As part of the Ganymede release, Eclipse will optionally include a usage data collector. What does this mean? Well, technically, the usage data collector monitors your use of Eclipse. It takes notice of the views, editors, and perspectives that you use. It also keeps track of when you bring the Eclipse workbench window into focus. Furthermore, for OSGi geeks, it records the bundles that are loaded by Eclipse. Why is this information useful? Well, for committers, the data can help us understand how you’re using Eclipse and what features you’re using.
For example, I believed (and still believe) that no one really uses Plug-in Search… but had no proof. Having proof would’ve helped me prioritize implementing Open Plug-in Artifact (Ctrl+Shift+A) functionality for 3.4 to expose that type of functionality in a better way (similar to how most people use Ctrl+Shift+T over Java Search). This is one example of many and I know that products built on Eclipse have the same type of usability issues.

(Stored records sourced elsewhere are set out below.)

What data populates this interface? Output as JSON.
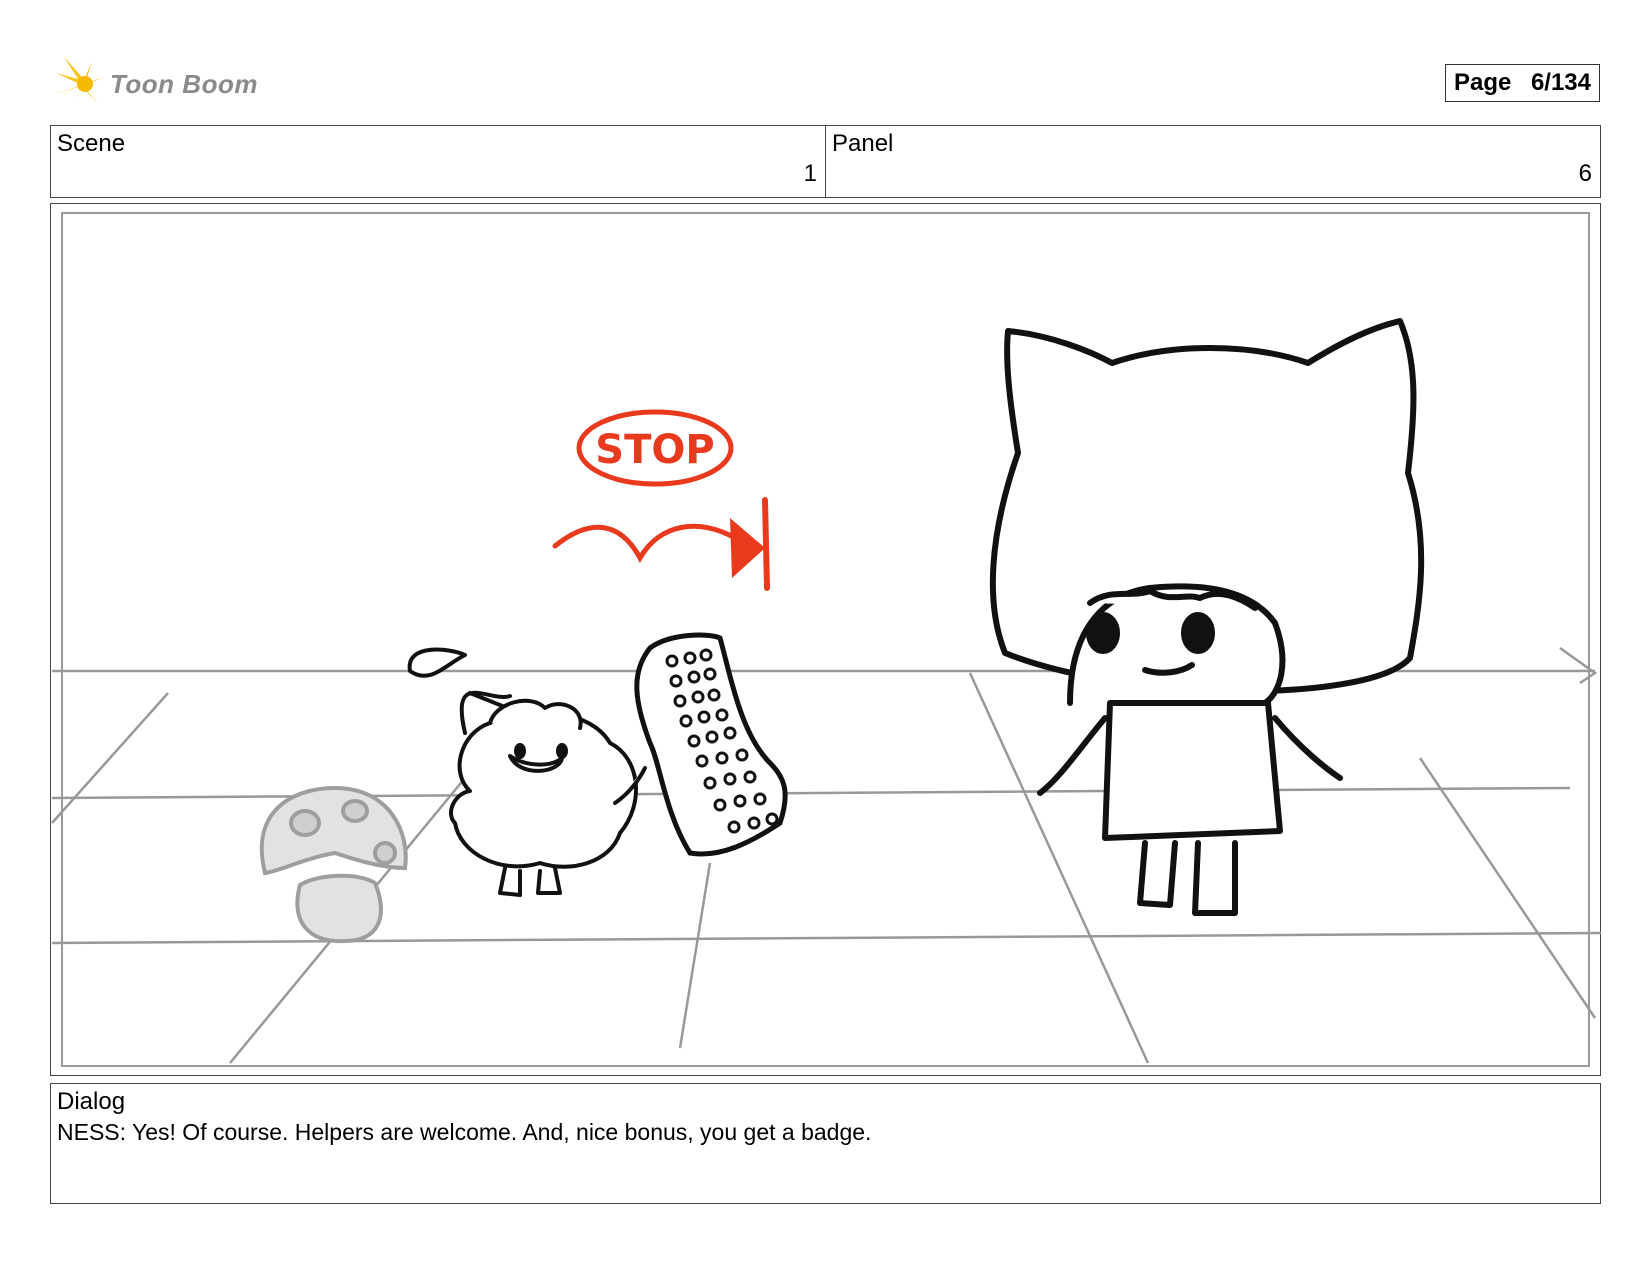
{
  "header": {
    "logo_text": "Toon Boom",
    "page_label": "Page",
    "page_value": "6/134"
  },
  "info": {
    "scene_label": "Scene",
    "scene_value": "1",
    "panel_label": "Panel",
    "panel_value": "6"
  },
  "frame": {
    "stop_label": "STOP"
  },
  "dialog": {
    "label": "Dialog",
    "text": "NESS: Yes! Of course. Helpers are welcome. And, nice bonus, you get a badge."
  },
  "colors": {
    "accent_red": "#ea3a1e",
    "logo_yellow": "#f5c518",
    "logo_gray": "#8a8a8a"
  }
}
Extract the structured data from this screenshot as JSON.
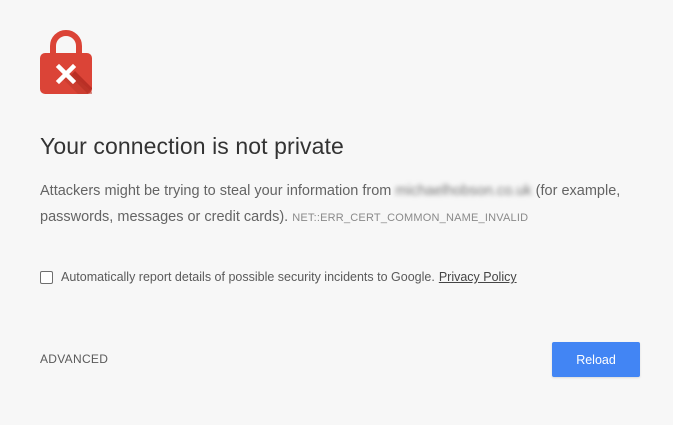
{
  "icon": {
    "name": "lock-error-icon",
    "color": "#db4437",
    "shadow_color": "#b52e24",
    "mark_color": "#ffffff"
  },
  "title": "Your connection is not private",
  "explanation": {
    "text_before": "Attackers might be trying to steal your information from ",
    "blurred_domain": "michaelhobson.co.uk",
    "text_after": " (for example, passwords, messages or credit cards).",
    "error_code": "NET::ERR_CERT_COMMON_NAME_INVALID"
  },
  "report": {
    "checked": false,
    "label": "Automatically report details of possible security incidents to Google.",
    "privacy_link": "Privacy Policy"
  },
  "buttons": {
    "advanced": "ADVANCED",
    "reload": "Reload"
  },
  "colors": {
    "background": "#f7f7f7",
    "primary_button": "#4285f4",
    "title_text": "#333333",
    "body_text": "#646464"
  }
}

In the end, I think this is an interesting feature that will evolve over time to be something extremely useful for the Eclipse ecosystem. The only sad part is that I will need to be more creative when I make up statistics in PDE meetings to bolster my causes: